(RECORDS SUPPLIED Opens)

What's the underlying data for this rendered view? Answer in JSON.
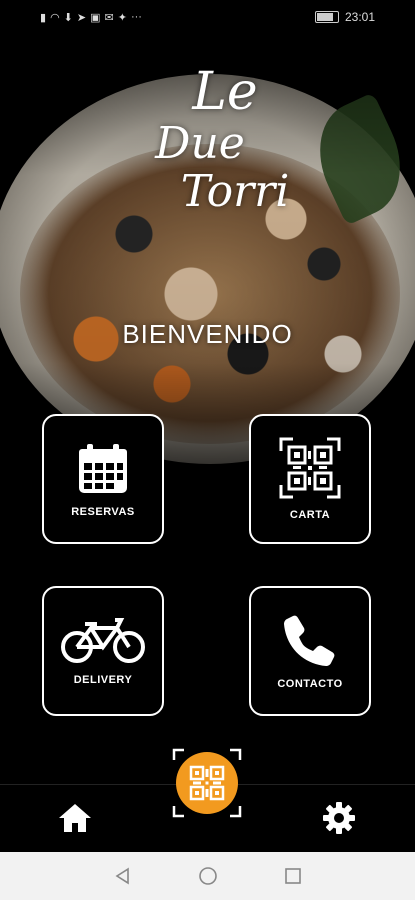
{
  "status_bar": {
    "time": "23:01",
    "left_icons": [
      "sim-icon",
      "wifi-icon",
      "download-icon",
      "telegram-icon",
      "image-icon",
      "mail-icon",
      "twitter-icon"
    ],
    "more": "···"
  },
  "hero": {
    "logo_lines": [
      "Le",
      "Due",
      "Torri"
    ],
    "welcome": "BIENVENIDO"
  },
  "tiles": [
    {
      "label": "RESERVAS",
      "icon": "calendar-icon"
    },
    {
      "label": "CARTA",
      "icon": "qr-code-icon"
    },
    {
      "label": "DELIVERY",
      "icon": "bicycle-icon"
    },
    {
      "label": "CONTACTO",
      "icon": "phone-icon"
    }
  ],
  "bottom_nav": {
    "home_icon": "home-icon",
    "center_icon": "qr-scan-icon",
    "settings_icon": "gear-icon"
  },
  "colors": {
    "accent": "#f29a1f",
    "background": "#000000",
    "tile_border": "#ffffff"
  }
}
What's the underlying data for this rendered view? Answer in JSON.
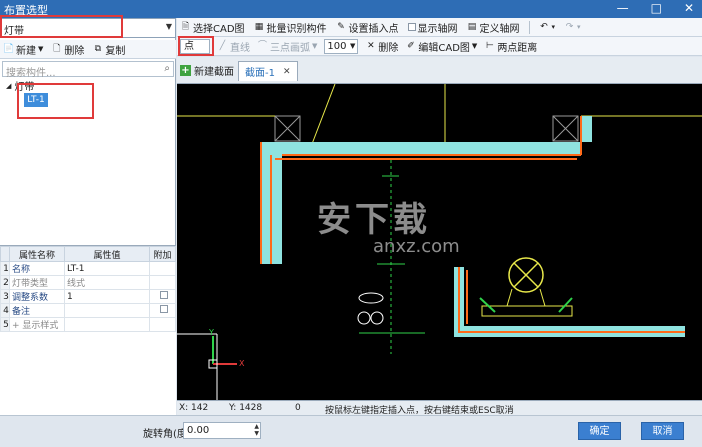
{
  "window": {
    "title": "布置选型",
    "minimize": "—",
    "maximize": "□",
    "close": "✕"
  },
  "left": {
    "type_select": "灯带",
    "toolbar": {
      "new": "新建",
      "delete": "删除",
      "copy": "复制"
    },
    "search_placeholder": "搜索构件...",
    "tree": {
      "root": "灯带",
      "selected_item": "LT-1"
    }
  },
  "props": {
    "headers": [
      "属性名称",
      "属性值",
      "附加"
    ],
    "rows": [
      {
        "num": "1",
        "name": "名称",
        "value": "LT-1"
      },
      {
        "num": "2",
        "name": "灯带类型",
        "value": "线式"
      },
      {
        "num": "3",
        "name": "调整系数",
        "value": "1"
      },
      {
        "num": "4",
        "name": "备注",
        "value": ""
      },
      {
        "num": "5",
        "name": "显示样式",
        "value": ""
      }
    ],
    "expand": "+"
  },
  "toolbar1": {
    "select_cad": "选择CAD图",
    "batch_identify": "批量识别构件",
    "set_insert_point": "设置插入点",
    "show_axis": "显示轴网",
    "define_axis": "定义轴网"
  },
  "toolbar2": {
    "point": "点",
    "line": "直线",
    "arc": "三点画弧",
    "zoom": "100",
    "delete": "删除",
    "edit_cad": "编辑CAD图",
    "point_distance": "两点距离"
  },
  "tabs": {
    "new_section": "新建截面",
    "active_tab": "截面-1"
  },
  "canvas": {
    "watermark_main": "安下载",
    "watermark_sub": "anxz.com",
    "axis_x": "X",
    "axis_y": "Y"
  },
  "status": {
    "x": "X: 142",
    "y": "Y: 1428",
    "value": "0",
    "hint": "按鼠标左键指定插入点，按右键结束或ESC取消"
  },
  "bottom": {
    "rotation_label": "旋转角(度):",
    "rotation_value": "0.00",
    "ok": "确定",
    "cancel": "取消"
  },
  "colors": {
    "title_bar": "#2e6db5",
    "wall_fill": "#8fe3e0",
    "wall_edge": "#ff6a1a",
    "cad_yellow": "#e8e84a",
    "cad_green": "#2fd24a",
    "highlight": "#e03a3a",
    "button": "#3b7fd0"
  }
}
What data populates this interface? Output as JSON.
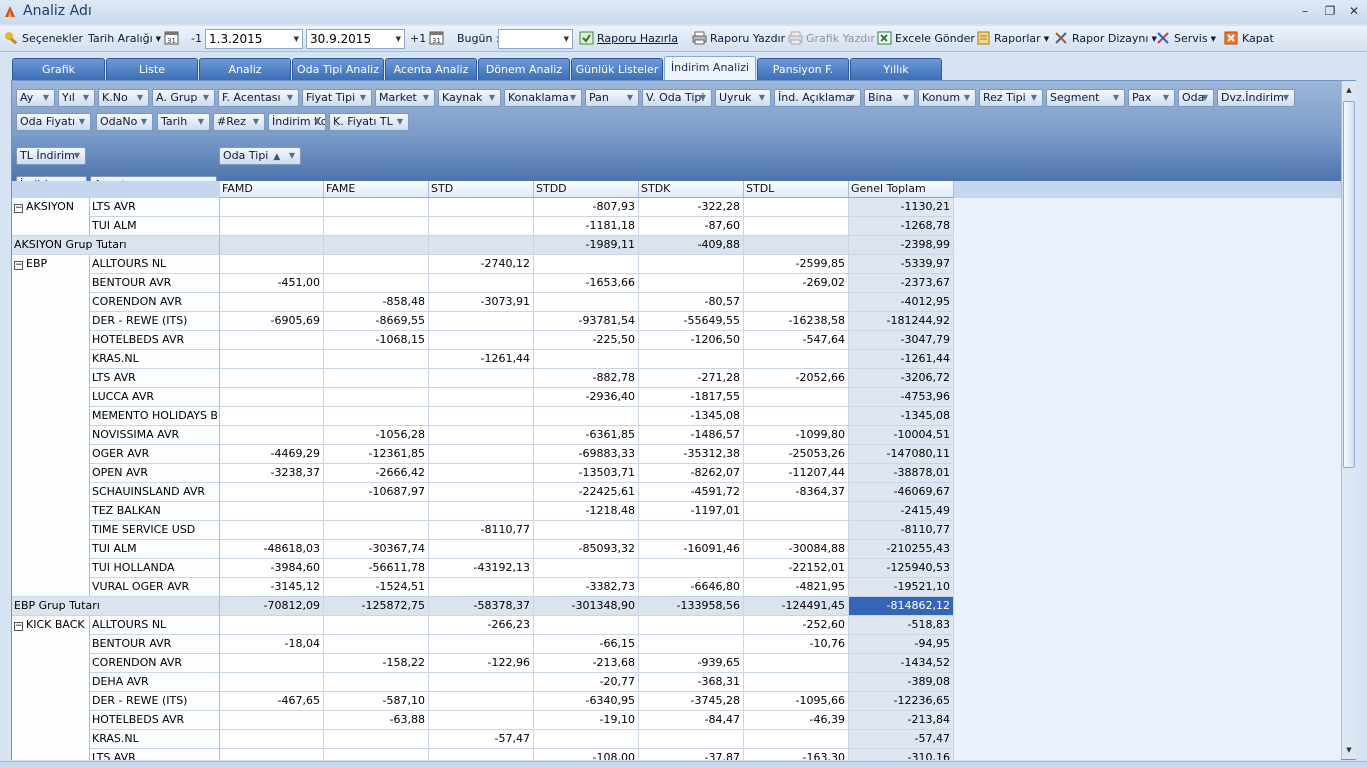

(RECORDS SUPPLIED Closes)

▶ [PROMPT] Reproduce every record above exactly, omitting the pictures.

▶ [COMPLETED EXERCISE]
What's the underlying data for this rendered view? Answer in JSON.
{
  "status_bar": {
    "time": "23:01",
    "left_icons": [
      "sim-icon",
      "wifi-icon",
      "download-icon",
      "telegram-icon",
      "image-icon",
      "mail-icon",
      "twitter-icon"
    ],
    "more": "···"
  },
  "hero": {
    "logo_lines": [
      "Le",
      "Due",
      "Torri"
    ],
    "welcome": "BIENVENIDO"
  },
  "tiles": [
    {
      "label": "RESERVAS",
      "icon": "calendar-icon"
    },
    {
      "label": "CARTA",
      "icon": "qr-code-icon"
    },
    {
      "label": "DELIVERY",
      "icon": "bicycle-icon"
    },
    {
      "label": "CONTACTO",
      "icon": "phone-icon"
    }
  ],
  "bottom_nav": {
    "home_icon": "home-icon",
    "center_icon": "qr-scan-icon",
    "settings_icon": "gear-icon"
  },
  "colors": {
    "accent": "#f29a1f",
    "background": "#000000",
    "tile_border": "#ffffff"
  }
}
What's the underlying data for this rendered view? Answer in JSON.
{
  "window": {
    "title": "布置选型",
    "minimize": "—",
    "maximize": "□",
    "close": "✕"
  },
  "left": {
    "type_select": "灯带",
    "toolbar": {
      "new": "新建",
      "delete": "删除",
      "copy": "复制"
    },
    "search_placeholder": "搜索构件...",
    "tree": {
      "root": "灯带",
      "selected_item": "LT-1"
    }
  },
  "props": {
    "headers": [
      "属性名称",
      "属性值",
      "附加"
    ],
    "rows": [
      {
        "num": "1",
        "name": "名称",
        "value": "LT-1"
      },
      {
        "num": "2",
        "name": "灯带类型",
        "value": "线式"
      },
      {
        "num": "3",
        "name": "调整系数",
        "value": "1"
      },
      {
        "num": "4",
        "name": "备注",
        "value": ""
      },
      {
        "num": "5",
        "name": "显示样式",
        "value": ""
      }
    ],
    "expand": "+"
  },
  "toolbar1": {
    "select_cad": "选择CAD图",
    "batch_identify": "批量识别构件",
    "set_insert_point": "设置插入点",
    "show_axis": "显示轴网",
    "define_axis": "定义轴网"
  },
  "toolbar2": {
    "point": "点",
    "line": "直线",
    "arc": "三点画弧",
    "zoom": "100",
    "delete": "删除",
    "edit_cad": "编辑CAD图",
    "point_distance": "两点距离"
  },
  "tabs": {
    "new_section": "新建截面",
    "active_tab": "截面-1"
  },
  "canvas": {
    "watermark_main": "安下载",
    "watermark_sub": "anxz.com",
    "axis_x": "X",
    "axis_y": "Y"
  },
  "status": {
    "x": "X: 142",
    "y": "Y: 1428",
    "value": "0",
    "hint": "按鼠标左键指定插入点，按右键结束或ESC取消"
  },
  "bottom": {
    "rotation_label": "旋转角(度):",
    "rotation_value": "0.00",
    "ok": "确定",
    "cancel": "取消"
  },
  "colors": {
    "title_bar": "#2e6db5",
    "wall_fill": "#8fe3e0",
    "wall_edge": "#ff6a1a",
    "cad_yellow": "#e8e84a",
    "cad_green": "#2fd24a",
    "highlight": "#e03a3a",
    "button": "#3b7fd0"
  }
}
What data populates this interface? Output as JSON.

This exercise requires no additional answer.